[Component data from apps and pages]
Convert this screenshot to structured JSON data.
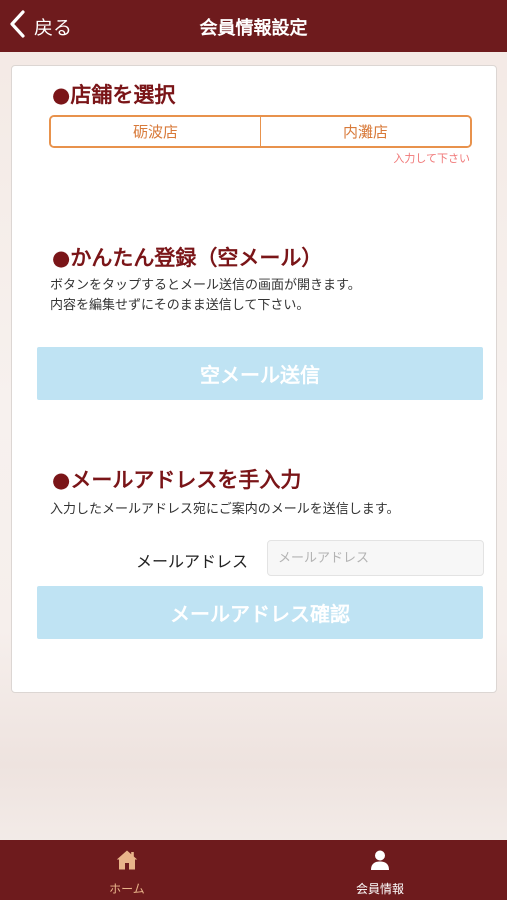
{
  "header": {
    "back_label": "戻る",
    "title": "会員情報設定"
  },
  "store_section": {
    "title": "●店舗を選択",
    "options": [
      "砺波店",
      "内灘店"
    ],
    "hint": "入力して下さい"
  },
  "easy_section": {
    "title": "●かんたん登録（空メール）",
    "desc_line1": "ボタンをタップするとメール送信の画面が開きます。",
    "desc_line2": "内容を編集せずにそのまま送信して下さい。",
    "button_label": "空メール送信"
  },
  "manual_section": {
    "title": "●メールアドレスを手入力",
    "desc": "入力したメールアドレス宛にご案内のメールを送信します。",
    "field_label": "メールアドレス",
    "field_placeholder": "メールアドレス",
    "field_value": "",
    "button_label": "メールアドレス確認"
  },
  "footer": {
    "home_label": "ホーム",
    "member_label": "会員情報"
  },
  "colors": {
    "brand": "#6e1b1d",
    "accent": "#e8924c",
    "button": "#bfe3f3",
    "hint": "#f07878"
  }
}
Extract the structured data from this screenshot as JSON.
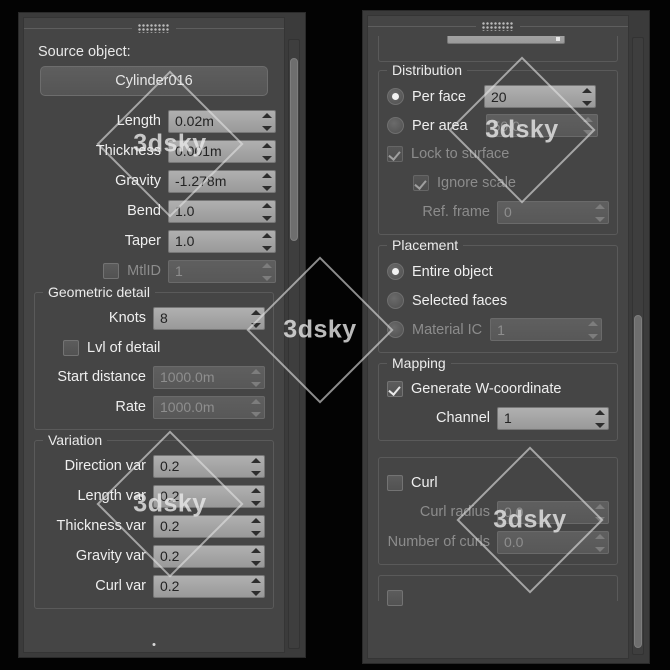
{
  "app": {
    "accent_color": "#454545",
    "panel_color": "#3b3b3b",
    "field_color": "#9a9a9a"
  },
  "watermark": {
    "text": "3dsky",
    "count": 5
  },
  "left_panel": {
    "source_object": {
      "label": "Source object:",
      "button_label": "Cylinder016"
    },
    "main_params": [
      {
        "caption": "Length",
        "value": "0.02m",
        "enabled": true,
        "checkbox": null
      },
      {
        "caption": "Thickness",
        "value": "0.001m",
        "enabled": true,
        "checkbox": null
      },
      {
        "caption": "Gravity",
        "value": "-1.278m",
        "enabled": true,
        "checkbox": null
      },
      {
        "caption": "Bend",
        "value": "1.0",
        "enabled": true,
        "checkbox": null
      },
      {
        "caption": "Taper",
        "value": "1.0",
        "enabled": true,
        "checkbox": null
      },
      {
        "caption": "MtlID",
        "value": "1",
        "enabled": false,
        "checkbox": false
      }
    ],
    "geometric_detail": {
      "title": "Geometric detail",
      "knots": {
        "caption": "Knots",
        "value": "8",
        "enabled": true
      },
      "lvl_of_detail": {
        "label": "Lvl of detail",
        "checked": false
      },
      "start_distance": {
        "caption": "Start distance",
        "value": "1000.0m",
        "enabled": false
      },
      "rate": {
        "caption": "Rate",
        "value": "1000.0m",
        "enabled": false
      }
    },
    "variation": {
      "title": "Variation",
      "rows": [
        {
          "caption": "Direction var",
          "value": "0.2"
        },
        {
          "caption": "Length var",
          "value": "0.2"
        },
        {
          "caption": "Thickness var",
          "value": "0.2"
        },
        {
          "caption": "Gravity var",
          "value": "0.2"
        },
        {
          "caption": "Curl var",
          "value": "0.2"
        }
      ]
    },
    "scrollbar": {
      "thumb_top_pct": 3,
      "thumb_height_pct": 30
    }
  },
  "right_panel": {
    "distribution": {
      "title": "Distribution",
      "per_face": {
        "label": "Per face",
        "selected": true,
        "value": "20",
        "field_enabled": true
      },
      "per_area": {
        "label": "Per area",
        "selected": false,
        "value": "50.0",
        "field_enabled": false
      },
      "lock_to_surface": {
        "label": "Lock to surface",
        "checked": true,
        "enabled": false
      },
      "ignore_scale": {
        "label": "Ignore scale",
        "checked": true,
        "enabled": false
      },
      "ref_frame": {
        "caption": "Ref. frame",
        "value": "0",
        "enabled": false
      }
    },
    "placement": {
      "title": "Placement",
      "options": [
        {
          "label": "Entire object",
          "selected": true
        },
        {
          "label": "Selected faces",
          "selected": false
        }
      ],
      "material_id": {
        "label": "Material IC",
        "selected": false,
        "value": "1",
        "field_enabled": false
      }
    },
    "mapping": {
      "title": "Mapping",
      "generate_w": {
        "label": "Generate W-coordinate",
        "checked": true
      },
      "channel": {
        "caption": "Channel",
        "value": "1",
        "enabled": true
      }
    },
    "curl": {
      "curl": {
        "label": "Curl",
        "checked": false
      },
      "curl_radius": {
        "caption": "Curl radius",
        "value": "0.0",
        "enabled": false
      },
      "number_of_curls": {
        "caption": "Number of curls",
        "value": "0.0",
        "enabled": false
      }
    },
    "scrollbar": {
      "thumb_top_pct": 45,
      "thumb_height_pct": 54
    }
  }
}
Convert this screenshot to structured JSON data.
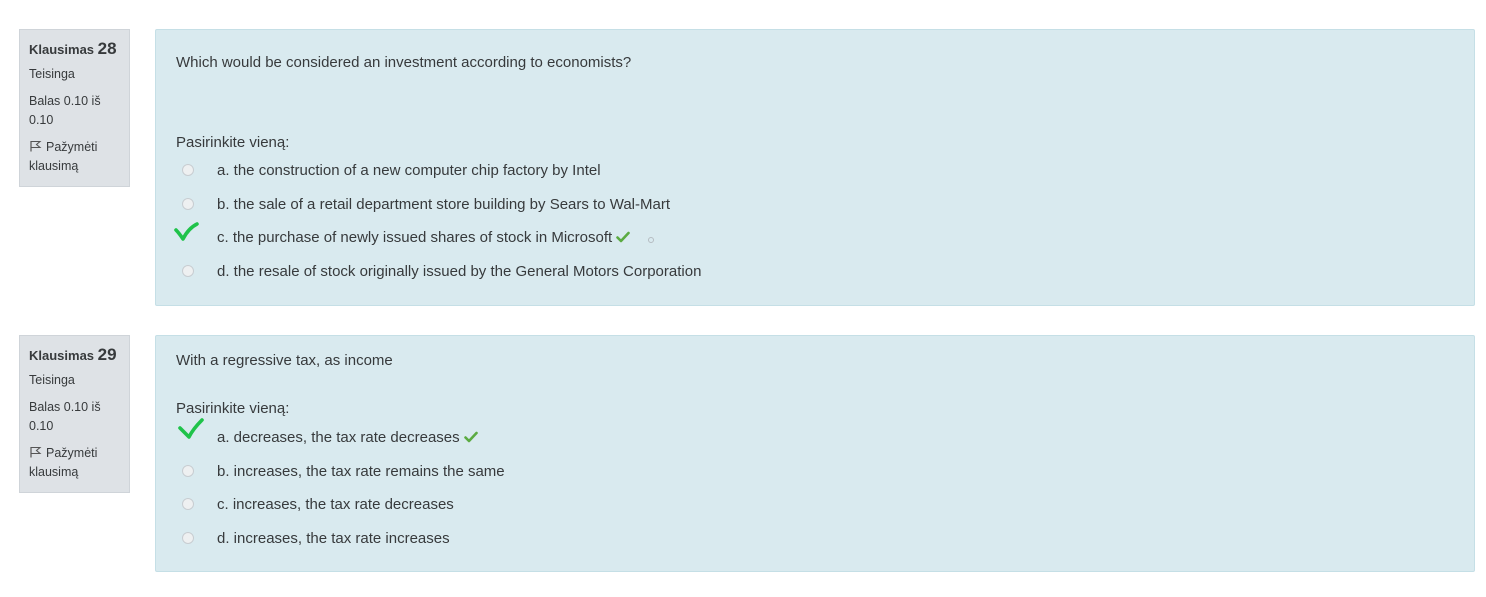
{
  "questions": [
    {
      "label": "Klausimas",
      "number": "28",
      "state": "Teisinga",
      "grade_line1": "Balas 0.10 iš",
      "grade_line2": "0.10",
      "flag_line1": "Pažymėti",
      "flag_line2": "klausimą",
      "text": "Which would be considered an investment according to economists?",
      "prompt": "Pasirinkite vieną:",
      "answers": [
        "a. the construction of a new computer chip factory by Intel",
        "b. the sale of a retail department store building by Sears to Wal-Mart",
        "c. the purchase of newly issued shares of stock in Microsoft",
        "d. the resale of stock originally issued by the General Motors Corporation"
      ],
      "selected_index": 2
    },
    {
      "label": "Klausimas",
      "number": "29",
      "state": "Teisinga",
      "grade_line1": "Balas 0.10 iš",
      "grade_line2": "0.10",
      "flag_line1": "Pažymėti",
      "flag_line2": "klausimą",
      "text": "With a regressive tax, as income",
      "prompt": "Pasirinkite vieną:",
      "answers": [
        "a. decreases, the tax rate decreases",
        "b. increases, the tax rate remains the same",
        "c. increases, the tax rate decreases",
        "d. increases, the tax rate increases"
      ],
      "selected_index": 0
    }
  ],
  "colors": {
    "content_bg": "#d9eaef",
    "info_bg": "#dee2e6",
    "correct_tick": "#5bab42",
    "hand_check": "#1fc34a"
  },
  "icons": {
    "flag": "flag-icon",
    "correct": "check-icon",
    "hand_mark": "handwritten-check-icon"
  }
}
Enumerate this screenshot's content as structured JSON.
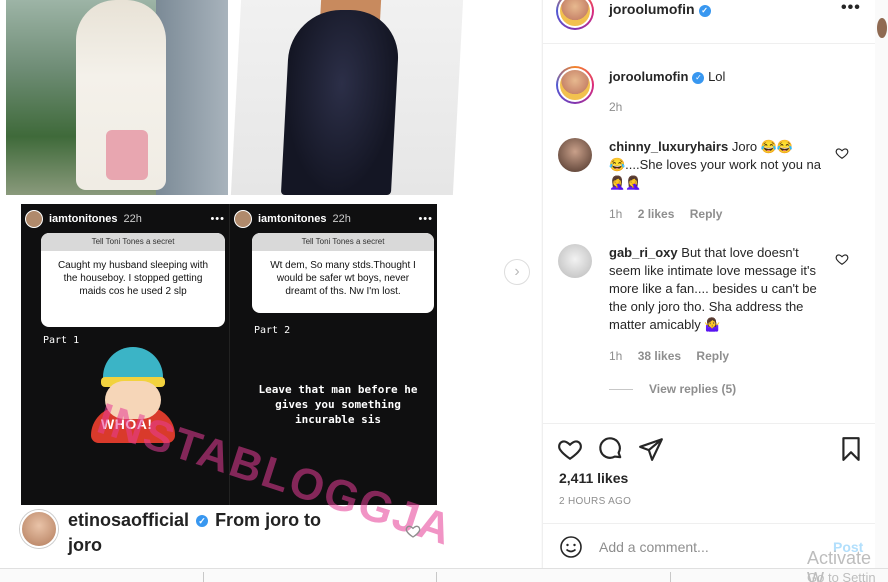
{
  "post": {
    "author": "joroolumofin",
    "more_label": "•••"
  },
  "media": {
    "story1": {
      "username": "iamtonitones",
      "time": "22h",
      "dots": "•••",
      "question_title": "Tell Toni Tones a secret",
      "question_text": "Caught my husband sleeping with the houseboy. I stopped getting maids cos he used 2 slp",
      "part": "Part 1",
      "sticker_text": "WHOA!"
    },
    "story2": {
      "username": "iamtonitones",
      "time": "22h",
      "dots": "•••",
      "question_title": "Tell Toni Tones a secret",
      "question_text": "Wt dem, So many stds.Thought I would be safer wt boys, never dreamt of ths. Nw I'm lost.",
      "part": "Part 2",
      "reply_text": "Leave that man before he gives you something incurable sis"
    },
    "watermark": "INSTABLOGGJA",
    "caption": {
      "username": "etinosaofficial",
      "text_line1": "From joro to",
      "text_line2": "joro"
    },
    "next_label": "›"
  },
  "comments": [
    {
      "username": "joroolumofin",
      "text": "Lol",
      "time": "2h"
    },
    {
      "username": "chinny_luxuryhairs",
      "text": "Joro 😂😂😂....She loves your work not you na 🤦‍♀️🤦‍♀️",
      "time": "1h",
      "likes": "2 likes",
      "reply": "Reply"
    },
    {
      "username": "gab_ri_oxy",
      "text": "But that love doesn't seem like intimate love message it's more like a fan.... besides u can't be the only joro tho. Sha address the matter amicably 🤷‍♀️",
      "time": "1h",
      "likes": "38 likes",
      "reply": "Reply",
      "view_replies": "View replies (5)"
    }
  ],
  "footer": {
    "likes": "2,411 likes",
    "ago": "2 HOURS AGO",
    "add_comment_placeholder": "Add a comment...",
    "post_label": "Post"
  },
  "overlay": {
    "activate": "Activate W",
    "goto": "Go to Settin"
  },
  "colors": {
    "verified": "#3897f0",
    "post_disabled": "#b2dffc",
    "muted": "#8e8e8e"
  }
}
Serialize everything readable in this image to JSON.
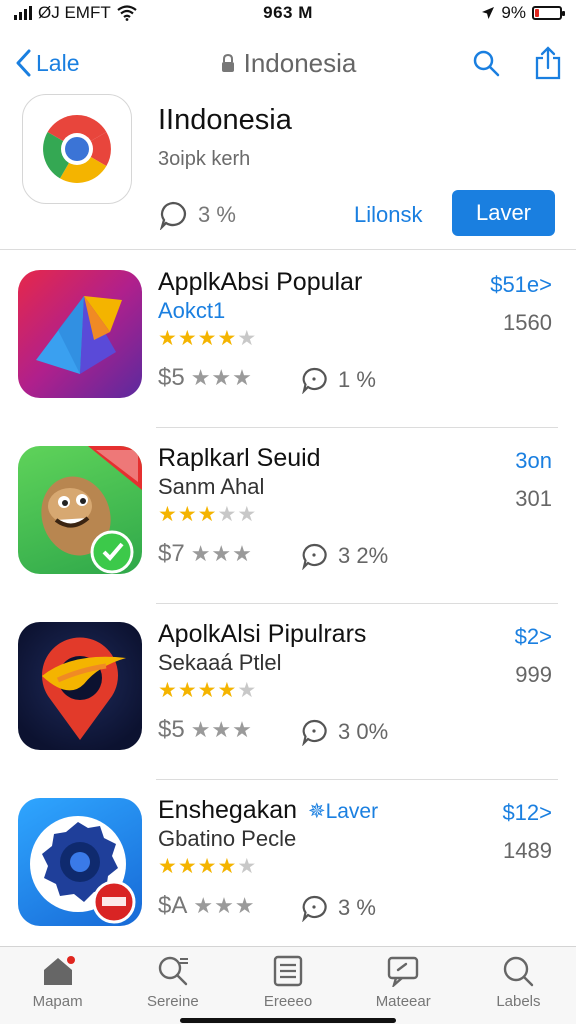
{
  "status_bar": {
    "carrier": "ØJ EMFT",
    "time": "963 M",
    "battery_text": "9%",
    "battery_level": 0.15,
    "battery_color": "#e0261f"
  },
  "nav": {
    "back_label": "Lale",
    "title": "Indonesia",
    "icons": [
      "chevron-left-icon",
      "lock-icon",
      "search-icon",
      "share-icon"
    ]
  },
  "header_app": {
    "title": "IIndonesia",
    "subtitle": "3oipk kerh",
    "stat": "3 %",
    "link_label": "Lilonsk",
    "button_label": "Laver",
    "icon": "chrome-icon"
  },
  "apps": [
    {
      "name": "ApplkAbsi Popular",
      "developer": "Aokct1",
      "developer_badge": "",
      "rating": 3.5,
      "price": "$5",
      "comments": "1 %",
      "action": "$51e>",
      "count": "1560",
      "icon": "folded-paper-icon"
    },
    {
      "name": "Raplkarl Seuid",
      "developer": "Sanm Ahal",
      "developer_badge": "",
      "rating": 3,
      "price": "$7",
      "comments": "3 2%",
      "action": "3on",
      "count": "301",
      "icon": "nut-mascot-icon"
    },
    {
      "name": "ApolkAlsi Pipulrars",
      "developer": "Sekaaá Ptlel",
      "developer_badge": "",
      "rating": 4,
      "price": "$5",
      "comments": "3 0%",
      "action": "$2>",
      "count": "999",
      "icon": "map-pin-icon"
    },
    {
      "name": "Enshegakan",
      "developer": "Gbatino Pecle",
      "developer_badge": "✵Laver",
      "rating": 4,
      "price": "$A",
      "comments": "3 %",
      "action": "$12>",
      "count": "1489",
      "icon": "camera-gear-icon"
    }
  ],
  "tabs": [
    {
      "label": "Mapam",
      "icon": "home-icon"
    },
    {
      "label": "Sereine",
      "icon": "search-tab-icon"
    },
    {
      "label": "Ereeeo",
      "icon": "list-icon"
    },
    {
      "label": "Mateear",
      "icon": "message-icon"
    },
    {
      "label": "Labels",
      "icon": "magnifier-icon"
    }
  ],
  "colors": {
    "accent": "#1a7fe0",
    "star": "#f4b400"
  }
}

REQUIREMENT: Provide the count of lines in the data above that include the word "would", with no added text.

YOUR SOLUTION: 2